I am a graduate of The Ohio State University and I watched in horror when our campus was attacked Monday morning. I walked those grounds for years; sometimes going to class, at others to a lady’s dorm room hoping for a kiss. This was personal. I just knew the attacker would be a white male and yet it was a Somali immigrant, a Muslim. That discovery made this piece harder to write. The Trump crowd will welcome this as a validation for their xenophobia and anti-Muslim crusade; that makes me uncomfortable. The reality is Islamic terrorists do pose some threat to us. It is also true that America has done quite a bit to create terror by its actions and at times, inaction. The OSU attacker expressed some of those grievances and the question we face in this age of Trump is whether we can be empathetic to a Muslim and hear him out.


At the root of the massacre in Orlando is religion. We struggle to admit that because we seem not to know that our holy texts provide theological justification for such violence. Recognizing this is especially difficult because we’ve largely created 21st century versions of our faiths; versions which omit sacred texts unpalatable to our 2016 tastes. It is a faith in which Muslims preach the virtues of Islam but pretend the Quran doesn’t specify crucifixion as one of the only punishments permitted for enemies of Islam (Quran 5:33). It is a faith, for Christians, which highlights the liberating power of the gospel while ignoring Torah’s imperative to execute gays (Leviticus 20:13) or Paul’s command that women be silent, not have authority over men or teach (1 Timothy 2:11-12).


Pastor Jamal Bryant apparently can’t keep it in his pants, evidenced by a new paternity test showing him to be the father of a new child out of wedlock. But that’s really not the issue here. The reality is that Bryant’s platform for activism, television appearances and even political efforts stem from his position as a pastor. Unfortunately, powerful black institutions outside of the church are scarce to non-existent; because the church provides a realistic shot at prominence in the black community, people like Jamal Bryant latch onto it and if they should happen to choose a lifestyle outside of the Christian bounds, their voices are lost. It’s time for the black church to step back and for blacks to embrace leadership from people who don’t hold up Bibles as an accessory to their activism.

Charleston Mayor Joseph Riley bows to applause after speaking during a memorial service at Morris Brown AME Church for the people killed Wednesday during a prayer meeting inside a historic black church in Charleston, S.C., Thursday, June 18, 2015. Police arrested 21-year-old suspect Dylann Storm Roof Thursday in Shelby, N.C. without resistance. (AP Photo/David Goldman)

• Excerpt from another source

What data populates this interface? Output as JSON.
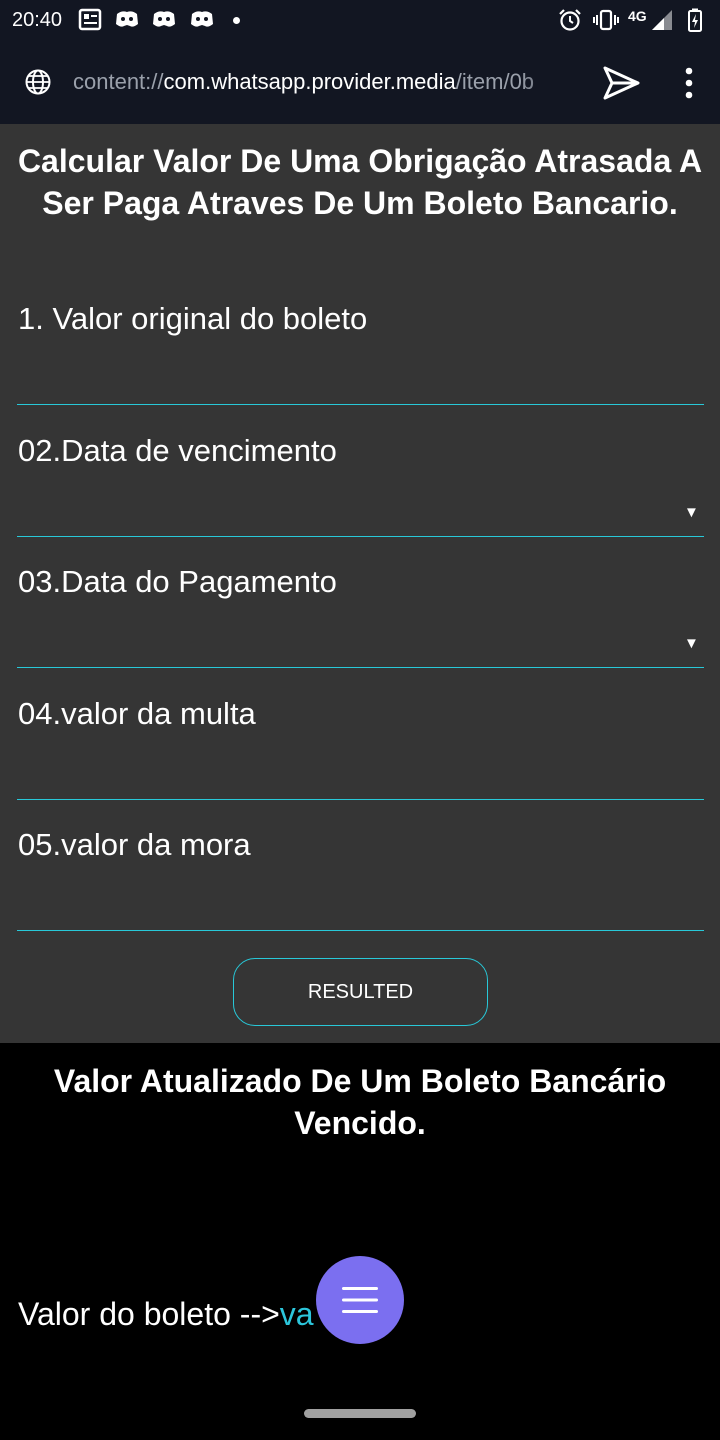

Paula White is a thin, white, barbie-like preacher who became popular by learning to preach like and appeal to black churchgoers. She’s been married three times (full disclosure: I’m divorced myself). She divorced her first husband soon after becoming a Christian. Along with her second husband, she started what grew to be a megachurch, largely attended by black folks. Paula’s lifestyle grew to include million dollar condos, private jets and so much swag that even Congress felt the need to investigate her. Paula now pastors another majority black megachurch and still makes her living from black dollars. She also became the latest high profile endorser of Donald Trump. So why are those negroes in her church still?


Over the past week, Kim Davis again surfaced in the news. A federal judge ordered the governor of Kentucky to decide whether marriage licenses altered by Davis are valid, given that Davis changed them by dropping her name from the forms. Davis, as you know, first galvanized the nation because she refused to issue marriage licenses to gay couples, as the law dictates that she must. Citing her Christian beliefs, she refused to do so and was jailed and ultimately released. Such conviction. Such bravery. Such bullshit.

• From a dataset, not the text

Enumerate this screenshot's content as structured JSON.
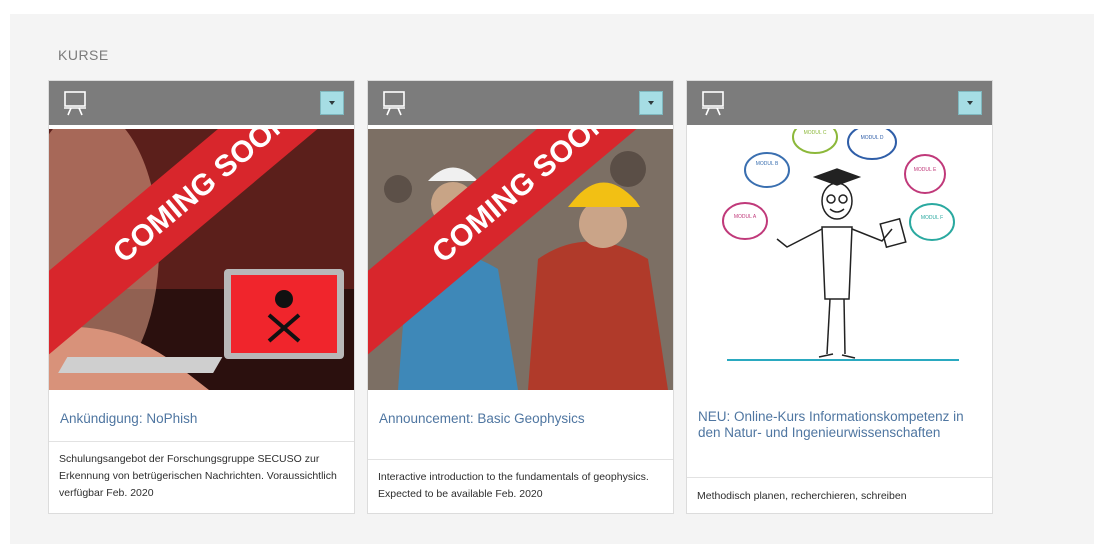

I was raised Pentecostal and learned very early that the Bible was everything to folks around me. I always struggled with that. The Bible seems to say much about a lot of things. Problem is, if you have a belief you’d like to support with scripture, there’s a good chance you can do that. Do you believe slavery is morally wrong? So did my ancestors, who found inspiration in the Exodus story. Do you believe slavery is okay? Exodus 21 is a quick fix: you can own and beat the hell out of a slave, so long as they recover within a couple of days. No worries! In the aftermath of the Pope’s visit, I’m again wrestling with how religion and public policy intersect and if they should in the first place.


I have a dear loved one who is very deep into their faith and unfortunately, wrestling with challenges in the area of mental illness. Certainly mental illness is complex and still taboo, particularly for black folks. It’s not something we discuss and more importantly, this means we often don’t seek help. In that the black experience is, historically speaking, deeply religious, it’s fair to ask whether or not religious devotion helps or enhances the risk of mental illness.

Evangelical Prayer

There is a long history in the U.S of masking crimes, hatred and atrocities with a thin veil of Christianity. That tradition goes all the way back to eradicating an indigenous population and “Manifest Destiny,” in the name of God. I could go on, the record is replete. The evangelical movement is but the latest cloak for evil. Despite all the talk of God, faith and values, the subtle (and not so subtle) machinery of white supremacy and bigotry is evident in the movement, nationally.